february 2nd 2020

The Matador (as published in Man Magnum Magazine - March 2017)

"Mr Troskie, Mr Troskie!" I heard Sammy's voice calling. Then Again: "Mr Troskie!!!" I looked around and at first could not see him. "MR TROSKIE!!!" (This time there was more urgency in his voice). Then I finally saw him - about two metres up in a knob thorn tree… "You are a matador now?" "Sammy, what on earth are you talking about? I can see you are high in a tree - but are you high on drugs now also? Get out of that tree!" "A matador Mr Troskie, like in the Spanish bullfights!"

"Sammy, I have no idea what you are talking about. Get out of that doggone tree - NOW!" Sammy gingerly started making his way down the tree… a task that was hampered by the multitude of little hooked knob thorns in his palms. I waited for him to get down on level ground... "Boohaah, boohaah, boohaah", came the death bellows from the Buffalo at my feet...

"Sammy, what’s this about a matador?" I finally asked as I helped him down... He flashed that bright white smile of his and shook his head. "Auntie Bina told me about the Spanish bullfights and showed it to me on TV. I saw how the matador uses his sword for the final kill and you looked just like that." "This buffalo wanted to kill you today, but you held your rifle like a sword…" He demonstrated his version of a swordsman's pose… "See; you didn’t even have the rifle on your shoulder - you were holding it up into the air like a sword!" Then I understood as I reflected on the events leading up to the present situation...

A Spanish bullfight (known as a "corrida") is divided into three stages: Tercio de Varas (part of the lances) Tercio de Banderillas (part of Banderillas) and; Tercio de Muerte (part of death) A bullfight is usually conducted in a bullfight arena and is attended by thousands of spectators. It usually lasts 20 minutes from start to finish. (Mostly the bullfighters win...) This particular fight would last more than 6 hours... But then, this was no ordinary fight... In this instance our "arena" was the African bushveld and there were no spectators to witness the two toreros and their matador during this particular fight.

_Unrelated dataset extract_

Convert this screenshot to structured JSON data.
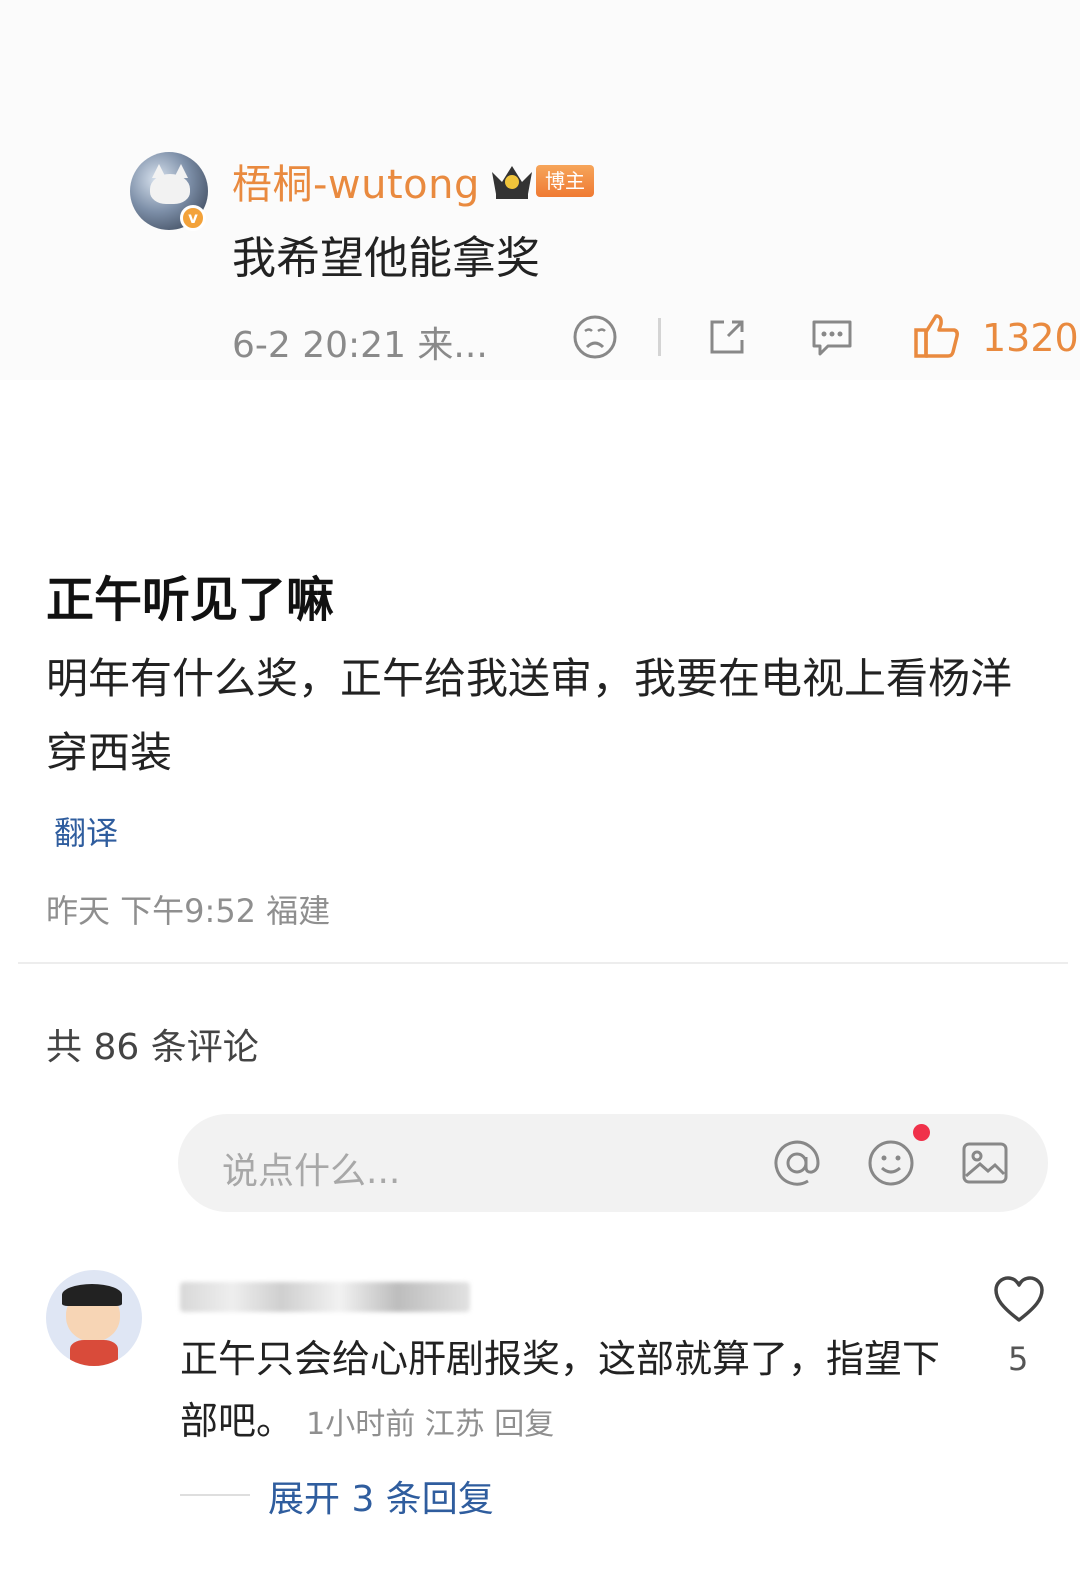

The game was on right from the very beginning... Six hours earlier my client wounded the buffalo bull that was now laying dead down below us. The lung blood that we found at the original scene - several miles away - soon turned into tiny and scattered droplets as we pursued the wounded buffalo through some really nasty stuff in the Limpopo Bushveld. Sammy is my loyal and trusted tracker of the last several years - one of (if not THE) best trackers I’ve ever had the privilege of working with and had it not been for his extraordinary skills we would not have been here right now. In spite of the blood trail drying up, Sammy managed to stay on the track of the wounded bull and it was he who had led us up the point when the buffalo stood up a mere 25 yards in front of us just a minute ago...

Upon seeing us, the bull started running from our left to right and our shots rang out almost simultaneously. We were pretty much aiming at a shadow as the bull was already in the woods by the time we fired. We both started running parallel to the bull. My client was now in front of me and was the first to get another shot off at the bull. That shot changed the bull's mind about fleeing. It appeared he had figured out where the pain was coming from and he now had my client in his sights... I came out into the clearing as the Buffalo commenced its charge and sent a .500gr Barness solid his way. My shot appeared to have little effect on the Buffalo - other than making him aware of the fact that there were two enemies as opposed to one - me being the closest of the two.

He turned and 2,000 Pounds of furious beast was now incoming from 20 yards at 25 miles an hour. I'd have loved to tell you how at this point I shot him right between the eyes and how he came skidding to a halt in front of my feet. Alas; this was not the case. I aimed for the centre of his chest and squeezed the trigger. The buffalo stumbled but continued coming. He was now almost on top of me and the side-step I performed would have made my high school rugby coach very, very proud... I spun into a tree behind me and almost tripped but managed to chamber another round right as the buffalo came to a standstill a couple of feet from me.

As if in slow motion, I saw how the buffalo dropped his right horn for the hook. It was now or never... There was no time to shoulder my rifle so I literally held it like a Spanish Matador would hold his sword for the Estocada (final kill) and squeezed the trigger of my .458 Lott one last time... A bright red dot appeared right in the middle of the buffalo's neck and everything went quiet as he dropped.

Fortunately; other than the buffalo, the only one who sustained "injuries" that day was Sammy - with two palms full of knob thorns - as he scaled the tree when the buffalo charged. Can't say I blame him for doing that... He must have felt pretty vulnerable - being the only one without a rifle in that situation! During the "autopsy" it was revealed that my frontal shot at the charging bull had entered the centre of his chest, travelled throughout the length of his body and exited through his left buttock. Yes, that Barness flat-nosed solid shot length-wise through that buffalo, blew his heart and lungs to pieces and he was still coming! However; by the time he reached me he was tired enough for me to apply the coup de grace and end something that could have gone horribly wrong.

Hats off to my client who stood his ground and continued shooting until the end.